Retype each record shown below, leaving every character as it is.
Segment Start: DATA RECORDS
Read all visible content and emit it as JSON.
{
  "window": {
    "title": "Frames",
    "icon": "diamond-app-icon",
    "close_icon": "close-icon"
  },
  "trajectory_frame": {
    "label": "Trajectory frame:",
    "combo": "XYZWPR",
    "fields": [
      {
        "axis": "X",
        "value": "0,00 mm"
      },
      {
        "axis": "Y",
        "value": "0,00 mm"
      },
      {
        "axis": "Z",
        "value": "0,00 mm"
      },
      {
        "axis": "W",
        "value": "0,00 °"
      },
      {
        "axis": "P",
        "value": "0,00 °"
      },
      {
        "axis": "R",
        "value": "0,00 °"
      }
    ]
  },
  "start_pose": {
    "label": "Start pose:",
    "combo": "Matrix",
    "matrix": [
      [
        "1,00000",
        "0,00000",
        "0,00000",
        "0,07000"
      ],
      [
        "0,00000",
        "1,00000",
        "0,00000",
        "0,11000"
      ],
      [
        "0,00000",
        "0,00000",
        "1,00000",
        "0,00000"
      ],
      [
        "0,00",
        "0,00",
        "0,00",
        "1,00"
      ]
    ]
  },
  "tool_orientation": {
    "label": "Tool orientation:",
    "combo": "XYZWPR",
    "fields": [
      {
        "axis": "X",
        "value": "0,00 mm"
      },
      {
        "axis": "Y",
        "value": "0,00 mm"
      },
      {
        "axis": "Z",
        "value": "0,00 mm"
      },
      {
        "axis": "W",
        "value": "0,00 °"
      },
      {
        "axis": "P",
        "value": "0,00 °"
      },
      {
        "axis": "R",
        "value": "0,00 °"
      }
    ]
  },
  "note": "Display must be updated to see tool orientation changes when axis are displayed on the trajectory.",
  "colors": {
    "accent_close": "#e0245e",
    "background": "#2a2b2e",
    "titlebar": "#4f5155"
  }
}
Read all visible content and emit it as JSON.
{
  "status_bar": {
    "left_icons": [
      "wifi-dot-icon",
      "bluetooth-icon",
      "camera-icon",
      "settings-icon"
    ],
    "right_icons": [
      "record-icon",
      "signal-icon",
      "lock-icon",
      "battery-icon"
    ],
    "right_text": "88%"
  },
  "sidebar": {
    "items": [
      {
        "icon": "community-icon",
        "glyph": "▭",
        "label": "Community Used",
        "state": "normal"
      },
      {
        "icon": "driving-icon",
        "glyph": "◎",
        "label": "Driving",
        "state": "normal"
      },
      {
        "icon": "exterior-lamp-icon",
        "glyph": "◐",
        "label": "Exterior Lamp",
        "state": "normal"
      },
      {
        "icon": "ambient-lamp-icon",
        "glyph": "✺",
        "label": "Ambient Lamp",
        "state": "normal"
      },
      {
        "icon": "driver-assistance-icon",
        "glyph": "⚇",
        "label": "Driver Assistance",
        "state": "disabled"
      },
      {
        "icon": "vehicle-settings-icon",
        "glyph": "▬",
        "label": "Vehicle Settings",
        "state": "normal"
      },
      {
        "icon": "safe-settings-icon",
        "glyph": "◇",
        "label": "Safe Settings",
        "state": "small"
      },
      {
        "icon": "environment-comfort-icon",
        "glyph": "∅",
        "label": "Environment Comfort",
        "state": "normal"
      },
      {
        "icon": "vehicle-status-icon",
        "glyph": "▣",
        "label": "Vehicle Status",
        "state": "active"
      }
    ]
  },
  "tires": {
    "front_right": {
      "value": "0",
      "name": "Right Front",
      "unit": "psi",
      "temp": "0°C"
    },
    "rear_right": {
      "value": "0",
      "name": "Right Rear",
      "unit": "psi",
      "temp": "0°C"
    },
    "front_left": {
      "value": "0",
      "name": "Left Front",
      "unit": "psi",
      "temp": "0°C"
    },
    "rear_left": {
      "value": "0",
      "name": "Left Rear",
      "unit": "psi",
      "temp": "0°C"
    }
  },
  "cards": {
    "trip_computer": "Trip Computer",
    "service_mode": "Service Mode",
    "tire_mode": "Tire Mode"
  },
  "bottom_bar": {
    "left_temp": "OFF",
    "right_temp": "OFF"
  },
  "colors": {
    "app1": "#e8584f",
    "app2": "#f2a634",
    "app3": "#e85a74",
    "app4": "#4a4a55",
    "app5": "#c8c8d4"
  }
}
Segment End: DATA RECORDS
**SOLUTION TO THE EXERCISE**
Read all visible content and emit it as JSON.
{
  "window": {
    "title": "Frames",
    "icon": "diamond-app-icon",
    "close_icon": "close-icon"
  },
  "trajectory_frame": {
    "label": "Trajectory frame:",
    "combo": "XYZWPR",
    "fields": [
      {
        "axis": "X",
        "value": "0,00 mm"
      },
      {
        "axis": "Y",
        "value": "0,00 mm"
      },
      {
        "axis": "Z",
        "value": "0,00 mm"
      },
      {
        "axis": "W",
        "value": "0,00 °"
      },
      {
        "axis": "P",
        "value": "0,00 °"
      },
      {
        "axis": "R",
        "value": "0,00 °"
      }
    ]
  },
  "start_pose": {
    "label": "Start pose:",
    "combo": "Matrix",
    "matrix": [
      [
        "1,00000",
        "0,00000",
        "0,00000",
        "0,07000"
      ],
      [
        "0,00000",
        "1,00000",
        "0,00000",
        "0,11000"
      ],
      [
        "0,00000",
        "0,00000",
        "1,00000",
        "0,00000"
      ],
      [
        "0,00",
        "0,00",
        "0,00",
        "1,00"
      ]
    ]
  },
  "tool_orientation": {
    "label": "Tool orientation:",
    "combo": "XYZWPR",
    "fields": [
      {
        "axis": "X",
        "value": "0,00 mm"
      },
      {
        "axis": "Y",
        "value": "0,00 mm"
      },
      {
        "axis": "Z",
        "value": "0,00 mm"
      },
      {
        "axis": "W",
        "value": "0,00 °"
      },
      {
        "axis": "P",
        "value": "0,00 °"
      },
      {
        "axis": "R",
        "value": "0,00 °"
      }
    ]
  },
  "note": "Display must be updated to see tool orientation changes when axis are displayed on the trajectory.",
  "colors": {
    "accent_close": "#e0245e",
    "background": "#2a2b2e",
    "titlebar": "#4f5155"
  }
}
Read all visible content and emit it as JSON.
{
  "status_bar": {
    "left_icons": [
      "wifi-dot-icon",
      "bluetooth-icon",
      "camera-icon",
      "settings-icon"
    ],
    "right_icons": [
      "record-icon",
      "signal-icon",
      "lock-icon",
      "battery-icon"
    ],
    "right_text": "88%"
  },
  "sidebar": {
    "items": [
      {
        "icon": "community-icon",
        "glyph": "▭",
        "label": "Community Used",
        "state": "normal"
      },
      {
        "icon": "driving-icon",
        "glyph": "◎",
        "label": "Driving",
        "state": "normal"
      },
      {
        "icon": "exterior-lamp-icon",
        "glyph": "◐",
        "label": "Exterior Lamp",
        "state": "normal"
      },
      {
        "icon": "ambient-lamp-icon",
        "glyph": "✺",
        "label": "Ambient Lamp",
        "state": "normal"
      },
      {
        "icon": "driver-assistance-icon",
        "glyph": "⚇",
        "label": "Driver Assistance",
        "state": "disabled"
      },
      {
        "icon": "vehicle-settings-icon",
        "glyph": "▬",
        "label": "Vehicle Settings",
        "state": "normal"
      },
      {
        "icon": "safe-settings-icon",
        "glyph": "◇",
        "label": "Safe Settings",
        "state": "small"
      },
      {
        "icon": "environment-comfort-icon",
        "glyph": "∅",
        "label": "Environment Comfort",
        "state": "normal"
      },
      {
        "icon": "vehicle-status-icon",
        "glyph": "▣",
        "label": "Vehicle Status",
        "state": "active"
      }
    ]
  },
  "tires": {
    "front_right": {
      "value": "0",
      "name": "Right Front",
      "unit": "psi",
      "temp": "0°C"
    },
    "rear_right": {
      "value": "0",
      "name": "Right Rear",
      "unit": "psi",
      "temp": "0°C"
    },
    "front_left": {
      "value": "0",
      "name": "Left Front",
      "unit": "psi",
      "temp": "0°C"
    },
    "rear_left": {
      "value": "0",
      "name": "Left Rear",
      "unit": "psi",
      "temp": "0°C"
    }
  },
  "cards": {
    "trip_computer": "Trip Computer",
    "service_mode": "Service Mode",
    "tire_mode": "Tire Mode"
  },
  "bottom_bar": {
    "left_temp": "OFF",
    "right_temp": "OFF"
  },
  "colors": {
    "app1": "#e8584f",
    "app2": "#f2a634",
    "app3": "#e85a74",
    "app4": "#4a4a55",
    "app5": "#c8c8d4"
  }
}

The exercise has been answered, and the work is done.